Good leaders are task oriented.
Great leaders are also task oriented but they balance that with true concern for the development and well being over everybody on their team.
If you have a natural tendency to try and help your team find their talents and discover how and where they can contribute, that is a great sign that that you have the ability to lead your team and boost morale.
4. Will you stand up for an idea you believe in or advocate for a coworker?
Sometimes, the best thing that a leader can offer is quiet yet sincere advocacy both for the ideas that they believe in, or for the people on their teams.
If you have the ability and the willingness to do this, you are already well on your way to becoming a leader.
If people know that you are willing to stand up for them and protect their interests, they will be more willing to follow your lead and believe in your leadership abilities.
5. Would you rather seek consensus than victory?
It is a common misconception that a great leader is always seeking victory when it comes to disagreements and confrontations.
This is untrue.
“Good leaders recognize that winning battles often results in hurt feelings and resentments.”
These things can have a negative impact on morale and future interactions with the parties who ended up on the losing side of the confrontation.
If your natural instinct is to find common ground and work towards solutions that benefit everybody, and that make everybody feel good about the resolution, you have one of the most important leadership qualities that there is.
6. Do you recognize the value of picking your battles?
Not only do good leaders seek compromise and consense wherever there is controversy, they also know that it is often wise to avoid controversy altogether.
Many people believe that conflict avoidance is something that others will take as a sign of weakness.
In reality, this couldn’t be further than the truth. Think about it. Everybody knows at least one person who continually is at battle with somebody over something.
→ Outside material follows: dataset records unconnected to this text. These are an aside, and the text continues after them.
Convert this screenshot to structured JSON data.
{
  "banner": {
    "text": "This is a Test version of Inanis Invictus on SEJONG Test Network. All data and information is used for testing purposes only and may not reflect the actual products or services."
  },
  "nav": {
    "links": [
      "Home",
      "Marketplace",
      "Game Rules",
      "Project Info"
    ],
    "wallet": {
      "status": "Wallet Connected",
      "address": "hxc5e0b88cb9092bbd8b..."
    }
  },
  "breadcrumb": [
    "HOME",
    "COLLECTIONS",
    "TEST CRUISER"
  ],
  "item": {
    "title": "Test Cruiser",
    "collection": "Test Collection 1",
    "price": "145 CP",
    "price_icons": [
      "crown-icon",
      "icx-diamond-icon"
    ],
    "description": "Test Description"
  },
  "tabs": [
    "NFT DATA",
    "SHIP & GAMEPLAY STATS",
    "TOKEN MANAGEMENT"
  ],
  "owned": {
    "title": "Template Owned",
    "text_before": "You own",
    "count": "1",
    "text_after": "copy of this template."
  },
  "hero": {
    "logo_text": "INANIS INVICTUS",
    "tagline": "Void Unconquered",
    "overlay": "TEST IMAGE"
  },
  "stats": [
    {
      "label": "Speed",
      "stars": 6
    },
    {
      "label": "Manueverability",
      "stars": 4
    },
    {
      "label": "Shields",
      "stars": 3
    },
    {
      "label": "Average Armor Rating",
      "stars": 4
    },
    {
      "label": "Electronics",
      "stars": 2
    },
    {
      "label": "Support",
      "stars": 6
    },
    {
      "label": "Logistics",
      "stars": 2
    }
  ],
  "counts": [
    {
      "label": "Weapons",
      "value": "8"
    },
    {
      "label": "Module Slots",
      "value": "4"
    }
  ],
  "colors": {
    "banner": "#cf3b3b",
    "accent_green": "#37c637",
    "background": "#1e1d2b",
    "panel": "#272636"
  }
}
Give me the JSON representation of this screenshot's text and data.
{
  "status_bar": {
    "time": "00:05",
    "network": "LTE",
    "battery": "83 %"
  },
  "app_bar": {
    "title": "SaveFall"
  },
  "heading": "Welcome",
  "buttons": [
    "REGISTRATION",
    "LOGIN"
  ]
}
They seemingly cannot let anything go, and so they move from one confrontation to another. It is very rare to see these types of people in leadership positions, and when they are in leadership positions, they are often seen as bullies.
Somebody who has innate leadership skills wisely chooses their battles. The result is that when they do decide to take a firm stance on something, that stance is usually respected.
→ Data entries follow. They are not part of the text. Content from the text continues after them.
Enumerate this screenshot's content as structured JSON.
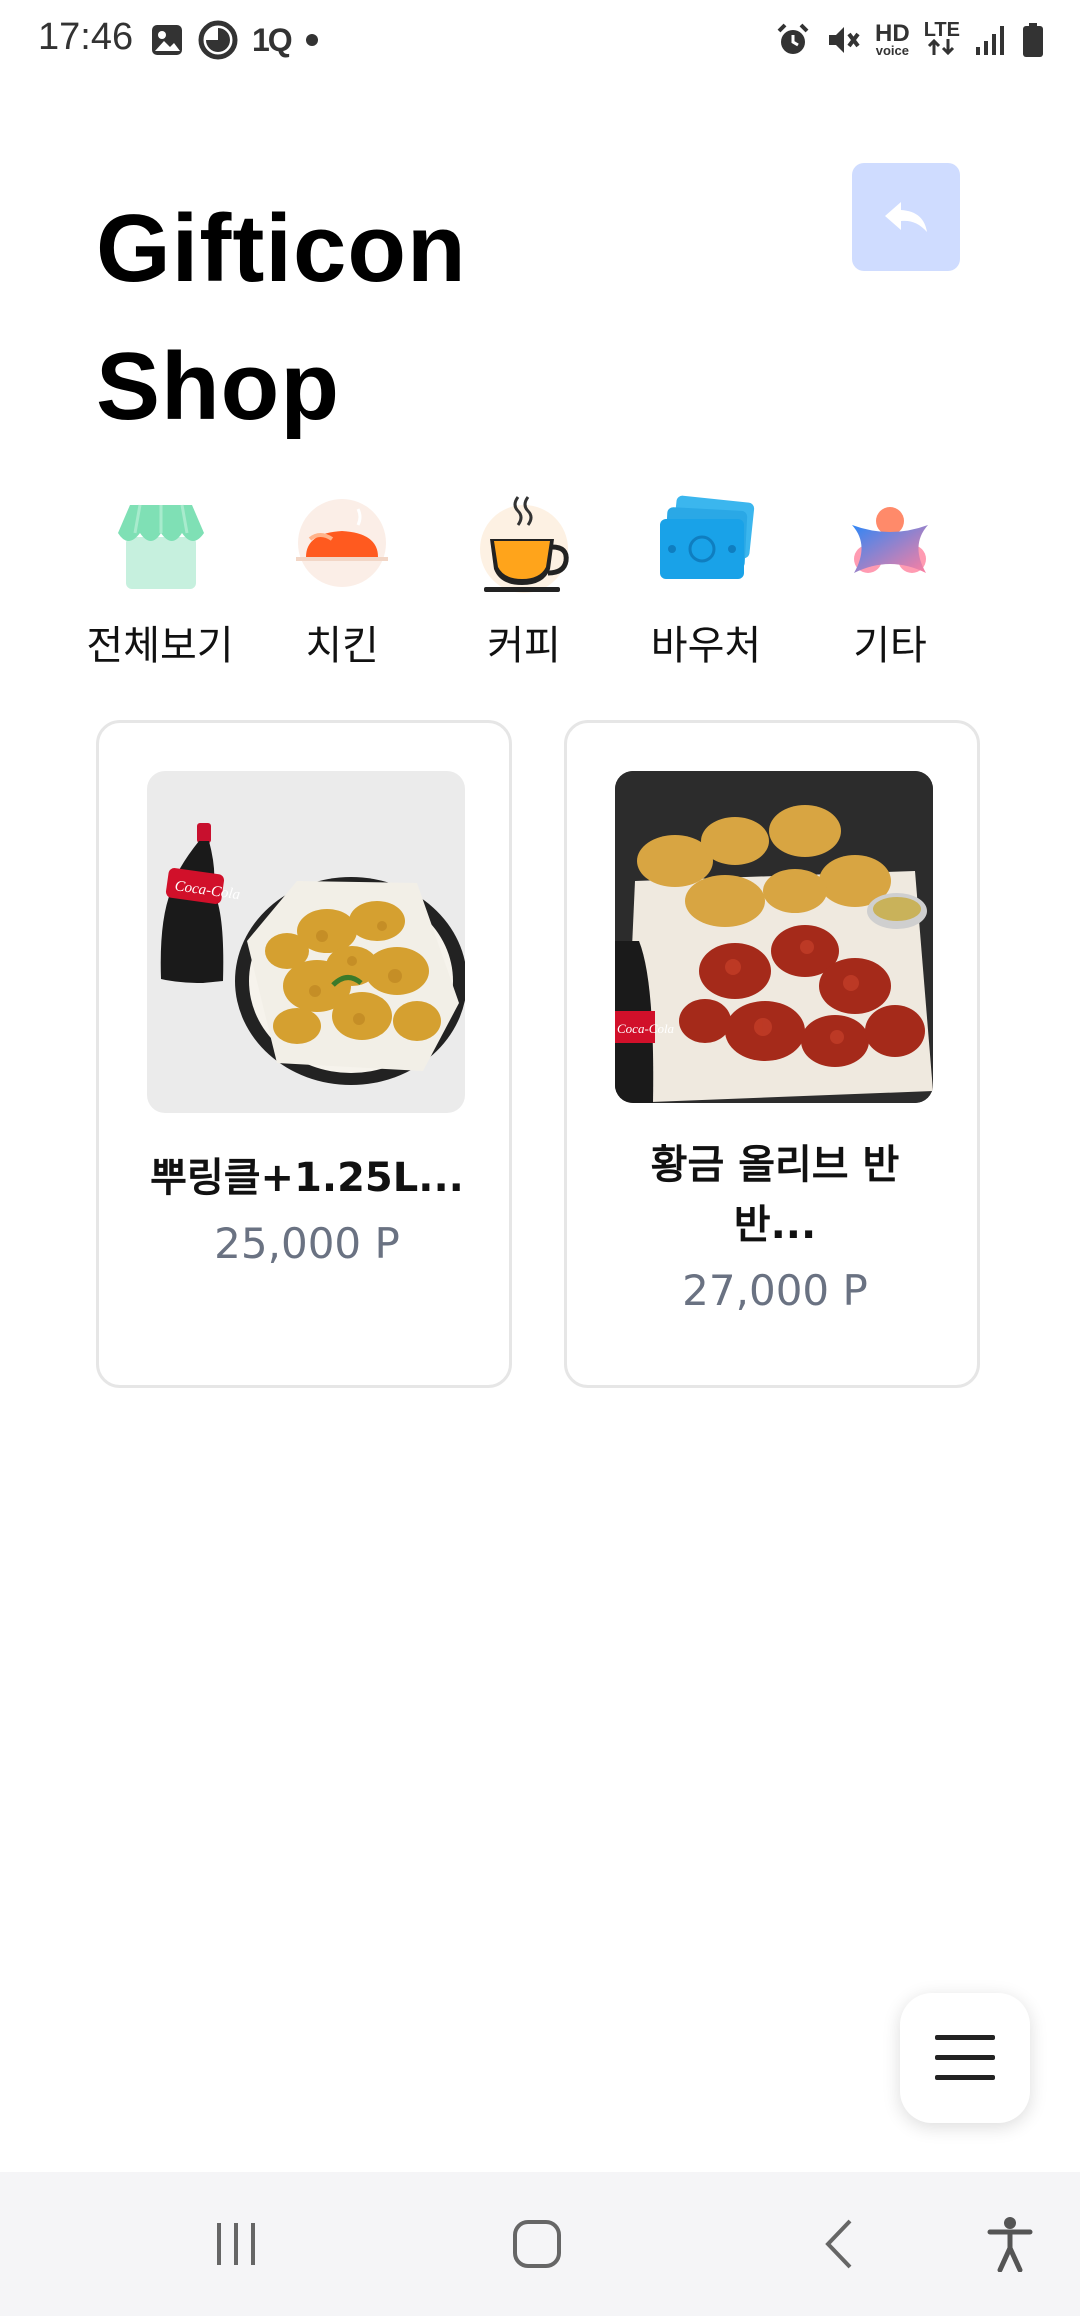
{
  "status_bar": {
    "time": "17:46",
    "left_icons": [
      "image-icon",
      "timer-icon",
      "one-q-icon",
      "dot-icon"
    ],
    "one_q_label": "1Q",
    "right_icons": [
      "alarm-icon",
      "mute-icon",
      "hd-voice-icon",
      "lte-icon",
      "signal-icon",
      "battery-icon"
    ],
    "hd_label": "HD",
    "voice_label": "voice",
    "lte_label": "LTE"
  },
  "header": {
    "title_line1": "Gifticon",
    "title_line2": "Shop",
    "back_icon": "reply-arrow-icon",
    "back_button_color": "#cfdcff"
  },
  "categories": [
    {
      "label": "전체보기",
      "icon": "store-icon"
    },
    {
      "label": "치킨",
      "icon": "chicken-icon"
    },
    {
      "label": "커피",
      "icon": "coffee-icon"
    },
    {
      "label": "바우처",
      "icon": "voucher-icon"
    },
    {
      "label": "기타",
      "icon": "etc-icon"
    }
  ],
  "products": [
    {
      "name": "뿌링클+1.25L...",
      "price": "25,000 P"
    },
    {
      "name_line1": "황금 올리브 반",
      "name_line2": "반...",
      "price": "27,000 P"
    }
  ],
  "fab": {
    "icon": "menu-icon"
  },
  "nav_bar": {
    "buttons": [
      "recent-apps-icon",
      "home-icon",
      "back-icon",
      "accessibility-icon"
    ]
  },
  "colors": {
    "accent": "#cfdcff",
    "price": "#6a7282",
    "background": "#ffffff",
    "card_border": "#e6e6e6"
  }
}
7. Are you willing to give credit to others for their contributions?
A great leader is primarily focused on the development of others.
This means overseeing their growth and training as employees, ensuring that they are happy and fulfilled with the work that they are doing, and ensuring that they are recognized for their accomplishments.
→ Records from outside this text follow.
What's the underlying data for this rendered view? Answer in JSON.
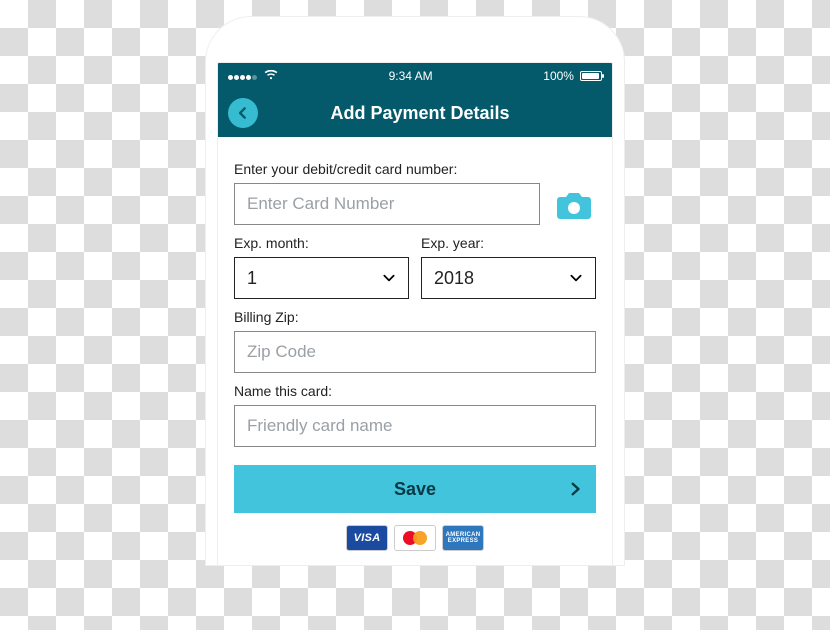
{
  "statusbar": {
    "time": "9:34 AM",
    "battery_pct": "100%"
  },
  "header": {
    "title": "Add Payment Details",
    "back_icon": "chevron-left-icon"
  },
  "form": {
    "card_number_label": "Enter your debit/credit card number:",
    "card_number_placeholder": "Enter Card Number",
    "camera_icon": "camera-icon",
    "exp_month_label": "Exp. month:",
    "exp_month_value": "1",
    "exp_year_label": "Exp. year:",
    "exp_year_value": "2018",
    "billing_zip_label": "Billing Zip:",
    "billing_zip_placeholder": "Zip Code",
    "name_card_label": "Name this card:",
    "name_card_placeholder": "Friendly card name",
    "save_label": "Save"
  },
  "logos": {
    "visa": "VISA",
    "mastercard": "MasterCard",
    "amex_line1": "AMERICAN",
    "amex_line2": "EXPRESS"
  },
  "colors": {
    "header_bg": "#045a6b",
    "accent": "#43c4dd"
  }
}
“All too often, when a team is successful, all of the praise and credit goes to the person at the top.”
A great leader doesn’t let that happen. They ensure that everybody involved receives specific and meaningful credit for their contributions.
If you have a tendency to pass compliments on to others, it can be a sign that you recognize the importance of giving credit where credit is due.
As you can see, there is every bit as much value in quiet, competent leadership as there is in a loud and brash leadership style.
In fact, in many cases, quiet leaders who truly care about their teams, work as hard as they demand others to work, and are willing to take principled stands, are more respected than their often demanding and confrontational counterparts.
So, if you are an introvert, contemplative in nature, and have a quiet demeanor, don’t assume that leadership is not in the cards for you. The truth is, these characteristics may be signs that your innate leadership skills are much stronger than you realize.
Let us quickly recap on the questions featured in this article:
If you would like to develop your leadership skills, you can make the effort to find ways to act as a leader where you are right now.
You don’t need a promotion or a title to be a leader. You can mentor co-workers, be a source of practical and emotional support, and simply be willing to work just a bit harder than is expected of you.
You can also find your voice by learning to express your ideas and to advocate for yourself and the people working with you.